The reason engagement has not caught on like wildfire (except in white papers and analyst reports and pundit posts) is that it is a "heart" metric we are trying to measure with "head" data, and engagement is such a utterly unique feeling for each website that it will almost always have a unique definition for each and every website."
Since 2007, quite a bit more progress has been made in the how and why of web engagement metrics, but some of the problems remain. Distributed web presence outside the corporate website has added another dimension to the qualitative elusiveness of web/customer engagement. User-generated content in forums, blogs, microblogs, communities must be found, assessed for sentiment and key content. Processes for engaging the author of the UGC must be designed to try to open more communication channels for customers. And then we have to figure out how to measure all of this in meaningful ways.
Choosing Effective Metrics
Not everything that counts can be measured. Not everything that can be measured counts. -- Albert Einstein
So…there are an overwhelming number of individual metrics that relate to customer/web engagement -- the customer experience on a particular website -- both in qualitative and quantitative terms. Web engagement not only pertains to company-owned web assets, but to the many social sites that continue to proliferate on the Internet. Companies must decide where and how they wish to monitor engagement, using metrics and the tools to do so. Before choosing metrics, a clear understanding of the company’s hierarchy of strategies, programs and objectives must be in place.

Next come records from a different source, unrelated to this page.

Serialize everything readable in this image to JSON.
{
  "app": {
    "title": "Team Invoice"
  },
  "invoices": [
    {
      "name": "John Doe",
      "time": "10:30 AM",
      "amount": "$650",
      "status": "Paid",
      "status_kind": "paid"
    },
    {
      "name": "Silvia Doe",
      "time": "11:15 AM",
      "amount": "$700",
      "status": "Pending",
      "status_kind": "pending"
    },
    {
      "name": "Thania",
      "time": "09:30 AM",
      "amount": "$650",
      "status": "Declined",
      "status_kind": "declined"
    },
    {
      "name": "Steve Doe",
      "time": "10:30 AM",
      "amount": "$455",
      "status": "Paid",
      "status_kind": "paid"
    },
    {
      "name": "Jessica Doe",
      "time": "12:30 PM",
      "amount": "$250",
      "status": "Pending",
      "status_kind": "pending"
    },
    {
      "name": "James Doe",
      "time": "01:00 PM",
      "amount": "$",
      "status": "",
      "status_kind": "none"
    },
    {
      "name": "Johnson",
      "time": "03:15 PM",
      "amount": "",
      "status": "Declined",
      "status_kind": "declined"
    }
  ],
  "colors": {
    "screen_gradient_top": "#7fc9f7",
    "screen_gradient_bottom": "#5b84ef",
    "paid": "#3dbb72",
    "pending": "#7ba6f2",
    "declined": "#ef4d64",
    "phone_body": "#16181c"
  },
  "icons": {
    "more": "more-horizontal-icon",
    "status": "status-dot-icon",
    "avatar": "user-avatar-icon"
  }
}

Not only do high-level business strategies affect the selection of attributes to monitor and measure, but other levels of strategies and objectives matter, too. Individual initiatives designed by product marketing, marketing and sales groups have specific achievable components and objectives. Web engagement metrics will align to levels of program objectives as well as to the company’s "big picture," essentially a hierarchy of metrics building toward overall business strategies, and toward building future direction. Metrics only have meaning if proper analysis is conducted, results examined against objectives and if processes for taking action are in place, with decisions and next steps activated. (And then repeat….)
I’m not going to provide an overview of the vast array of tech tools available to assist in monitoring and measuring web/customer engagement. The solution space is in early stages, so there is much still to do to "master" the world of engagement metrics. Suffice it to say, that there is a lot of work going on to develop and refine tech offerings.
In the category of "not everything that counts can be measured": Listening, understanding and acting on what engaged customers/buyers have to say are among the most important corporate "to-dos" regarding real engagement. Companies must also heed the contextual relevance of any customer-generated content -- for real understanding; content cannot be yanked from its context and analyzed in a vacuum.
Part 2 of this article series Measuring Web Customer Engagement Using Goals, Metrics explores a sampling of goals and metrics for measuring and understanding engagement on the Web.